The Dishwasher: Dead Samurai
Click to enlarge

You play a washer of dishes who, armed with two rusty cleavers, is out for vengeance. The story is told through inky, smudgy comic strip panels and eventually you learn that cyborgs and robots are somehow involved. You'd probably need to pay a visit to Wikipedia to figure out the details of the plot, but it’s not hugely important to be honest.

What is important is the vengeance – regardless of whether your character really is a Dishwasher or a Samurai, he’s one violent man and is quite happy to dice up his opponents as if he’s preparing to make soup out of them. While you can jump, progress through the levels isn’t hugely complex – there aren’t many fiendish puzzles or moving platforms to confuse you. It’s simply a case of slaughtering the requisite number of baddies, getting to the boss and showing him the error of his ways.

The game is 2D and initially appears to adopt the side-scrolling fighting action established by classics such as Double Dragon, Streets of Rage and the more recent Castle Crashers. The ‘initially’ is because The Dishwasher doesn’t really do much side-scrolling. Disappointingly, it opts to fade to black in between most segments of the level, meaning most areas aren’t any wider than one screen. Instead of rolling down the road like a vengeance-seeking conga party of one you need to clear each set of bad guys before advancing.

The Dishwasher: Dead Samurai
Click to enlarge

At first, it seems as if this would be a good way to ratchet up the intensity of the action – especially as The Dishwasher isn’t afraid to pile on the enemies. Unfortunately, enemies take absolutely ages to kill – even armed with a pair of meat cleavers, you can expect to be whacking the standard goons around twenty times or more before they drop. Even Kwik Save’s cheapest beef burgers aren't that tough. The static environments combined with lumpenly tough enemies can make the combat feel monotonous quite quuickly.

It gets worse though, as the more enemies you meet, the more you realise how bizarrely unbalanced they are in terms of difficulty. Some, such as the ED-209 robots, look remarkably tough but are very easy to kill. Others are insanely difficult. Ever had a party ruined by one person? Green-eyed mask-wearing gimp enemy is that guy.

He can shoot you across the entire screen, stun punch you in the face when you get close, drop bombs with an enormous splash radius and climb far higher than you can jump in order to reign destruction down upon you.

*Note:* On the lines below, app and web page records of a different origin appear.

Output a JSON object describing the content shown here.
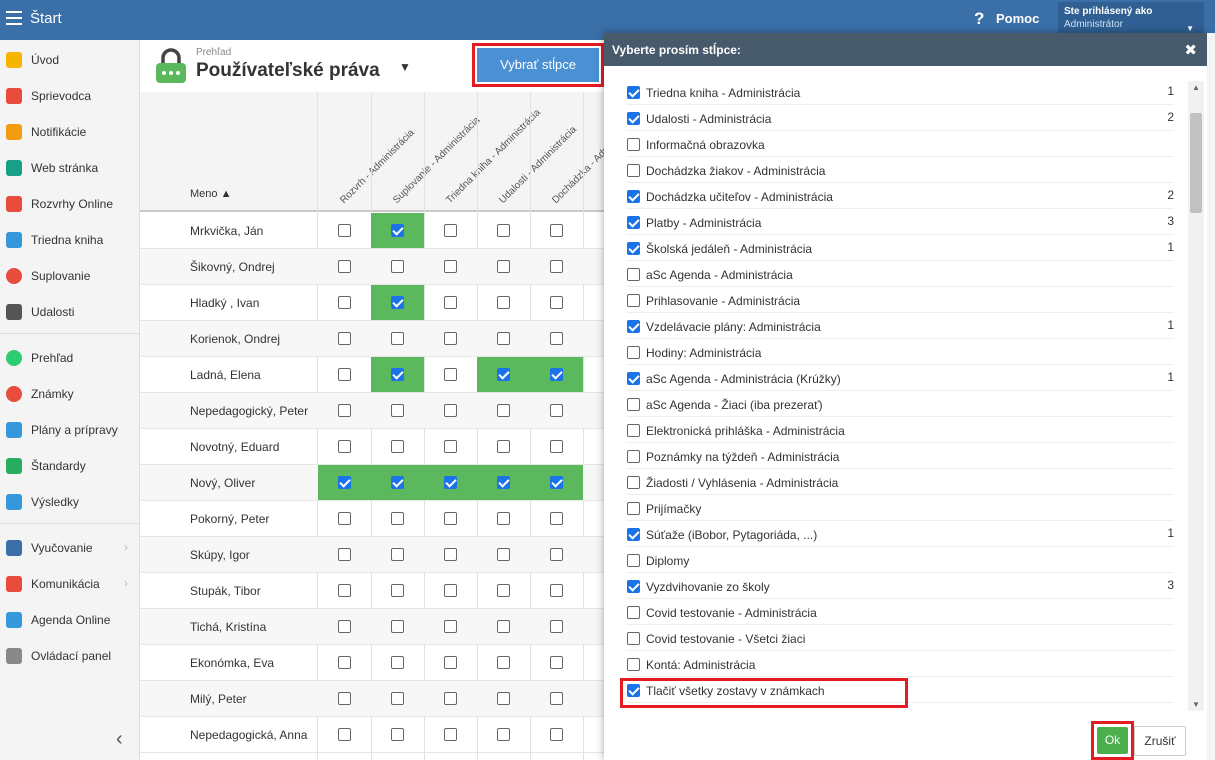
{
  "topbar": {
    "title": "Štart",
    "help_icon": "?",
    "help_label": "Pomoc",
    "user_line1": "Ste prihlásený ako",
    "user_line2": "Administrátor",
    "user_caret": "▼"
  },
  "sidebar": {
    "items": [
      {
        "label": "Úvod",
        "icon": "star-icon",
        "color": "#f4b400"
      },
      {
        "label": "Sprievodca",
        "icon": "magic-wand-icon",
        "color": "#e74c3c"
      },
      {
        "label": "Notifikácie",
        "icon": "envelope-icon",
        "color": "#f39c12"
      },
      {
        "label": "Web stránka",
        "icon": "home-icon",
        "color": "#16a085"
      },
      {
        "label": "Rozvrhy Online",
        "icon": "timetable-icon",
        "color": "#e74c3c"
      },
      {
        "label": "Triedna kniha",
        "icon": "book-icon",
        "color": "#3498db"
      },
      {
        "label": "Suplovanie",
        "icon": "person-icon",
        "color": "#e74c3c"
      },
      {
        "label": "Udalosti",
        "icon": "calendar-icon",
        "color": "#555555"
      },
      {
        "label": "Prehľad",
        "icon": "check-circle-icon",
        "color": "#2ecc71"
      },
      {
        "label": "Známky",
        "icon": "gauge-icon",
        "color": "#e74c3c"
      },
      {
        "label": "Plány a prípravy",
        "icon": "briefcase-icon",
        "color": "#3498db"
      },
      {
        "label": "Štandardy",
        "icon": "shield-icon",
        "color": "#27ae60"
      },
      {
        "label": "Výsledky",
        "icon": "bar-chart-icon",
        "color": "#3498db"
      },
      {
        "label": "Vyučovanie",
        "icon": "open-book-icon",
        "color": "#3a6fa8",
        "chevron": "›"
      },
      {
        "label": "Komunikácia",
        "icon": "chat-icon",
        "color": "#e74c3c",
        "chevron": "›"
      },
      {
        "label": "Agenda Online",
        "icon": "pencil-icon",
        "color": "#3498db"
      },
      {
        "label": "Ovládací panel",
        "icon": "gear-icon",
        "color": "#888888"
      }
    ],
    "collapse_icon": "‹"
  },
  "header": {
    "breadcrumb": "Prehľad",
    "title": "Používateľské práva",
    "caret": "▼",
    "select_columns_button": "Vybrať stĺpce"
  },
  "table": {
    "name_header": "Meno ▲",
    "columns": [
      "Rozvrh - Administrácia",
      "Suplovanie - Administrácia",
      "Triedna kniha - Administrácia",
      "Udalosti - Administrácia",
      "Dochádzka - Admin..."
    ],
    "rows": [
      {
        "name": "Mrkvička, Ján",
        "checks": [
          false,
          true,
          false,
          false,
          false
        ]
      },
      {
        "name": "Šikovný, Ondrej",
        "checks": [
          false,
          false,
          false,
          false,
          false
        ]
      },
      {
        "name": "Hladký , Ivan",
        "checks": [
          false,
          true,
          false,
          false,
          false
        ]
      },
      {
        "name": "Korienok, Ondrej",
        "checks": [
          false,
          false,
          false,
          false,
          false
        ]
      },
      {
        "name": "Ladná, Elena",
        "checks": [
          false,
          true,
          false,
          true,
          true
        ]
      },
      {
        "name": "Nepedagogický, Peter",
        "checks": [
          false,
          false,
          false,
          false,
          false
        ]
      },
      {
        "name": "Novotný, Eduard",
        "checks": [
          false,
          false,
          false,
          false,
          false
        ]
      },
      {
        "name": "Nový, Oliver",
        "checks": [
          true,
          true,
          true,
          true,
          true
        ]
      },
      {
        "name": "Pokorný, Peter",
        "checks": [
          false,
          false,
          false,
          false,
          false
        ]
      },
      {
        "name": "Skúpy, Igor",
        "checks": [
          false,
          false,
          false,
          false,
          false
        ]
      },
      {
        "name": "Stupák, Tibor",
        "checks": [
          false,
          false,
          false,
          false,
          false
        ]
      },
      {
        "name": "Tichá, Kristína",
        "checks": [
          false,
          false,
          false,
          false,
          false
        ]
      },
      {
        "name": "Ekonómka, Eva",
        "checks": [
          false,
          false,
          false,
          false,
          false
        ]
      },
      {
        "name": "Milý, Peter",
        "checks": [
          false,
          false,
          false,
          false,
          false
        ]
      },
      {
        "name": "Nepedagogická, Anna",
        "checks": [
          false,
          false,
          false,
          false,
          false
        ]
      }
    ]
  },
  "dialog": {
    "title": "Vyberte prosím stĺpce:",
    "close_icon": "✖",
    "options": [
      {
        "label": "Triedna kniha - Administrácia",
        "checked": true,
        "count": "1"
      },
      {
        "label": "Udalosti - Administrácia",
        "checked": true,
        "count": "2"
      },
      {
        "label": "Informačná obrazovka",
        "checked": false,
        "count": ""
      },
      {
        "label": "Dochádzka žiakov - Administrácia",
        "checked": false,
        "count": ""
      },
      {
        "label": "Dochádzka učiteľov - Administrácia",
        "checked": true,
        "count": "2"
      },
      {
        "label": "Platby - Administrácia",
        "checked": true,
        "count": "3"
      },
      {
        "label": "Školská jedáleň - Administrácia",
        "checked": true,
        "count": "1"
      },
      {
        "label": "aSc Agenda - Administrácia",
        "checked": false,
        "count": ""
      },
      {
        "label": "Prihlasovanie - Administrácia",
        "checked": false,
        "count": ""
      },
      {
        "label": "Vzdelávacie plány: Administrácia",
        "checked": true,
        "count": "1"
      },
      {
        "label": "Hodiny: Administrácia",
        "checked": false,
        "count": ""
      },
      {
        "label": "aSc Agenda - Administrácia (Krúžky)",
        "checked": true,
        "count": "1"
      },
      {
        "label": "aSc Agenda - Žiaci (iba prezerať)",
        "checked": false,
        "count": ""
      },
      {
        "label": "Elektronická prihláška - Administrácia",
        "checked": false,
        "count": ""
      },
      {
        "label": "Poznámky na týždeň - Administrácia",
        "checked": false,
        "count": ""
      },
      {
        "label": "Žiadosti / Vyhlásenia - Administrácia",
        "checked": false,
        "count": ""
      },
      {
        "label": "Prijímačky",
        "checked": false,
        "count": ""
      },
      {
        "label": "Súťaže (iBobor, Pytagoriáda, ...)",
        "checked": true,
        "count": "1"
      },
      {
        "label": "Diplomy",
        "checked": false,
        "count": ""
      },
      {
        "label": "Vyzdvihovanie zo školy",
        "checked": true,
        "count": "3"
      },
      {
        "label": "Covid testovanie - Administrácia",
        "checked": false,
        "count": ""
      },
      {
        "label": "Covid testovanie - Všetci žiaci",
        "checked": false,
        "count": ""
      },
      {
        "label": "Kontá: Administrácia",
        "checked": false,
        "count": ""
      },
      {
        "label": "Tlačiť všetky zostavy v známkach",
        "checked": true,
        "count": ""
      }
    ],
    "ok_button": "Ok",
    "cancel_button": "Zrušiť"
  },
  "colors": {
    "topbar": "#3a6fa8",
    "checked_cell": "#5cb85c",
    "highlight": "#e31b23",
    "checkbox": "#1a73e8"
  }
}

Granted, unless you’ve thrown parties involving a skip full of controlled substances you’ve probably never had anyone quite that weird show up, but the affect is the same, and your heart will sink every time another set of them appears.

In fact, as time goes on, you start to realise one of the problems with the enemies is that they almost all have ranged weapons, while you, in most levels, don’t. Couple this with the fact you’ve got no way to block, and a very limited space to move in, and you’ve got a recipe for frustrating, unbalanced combat.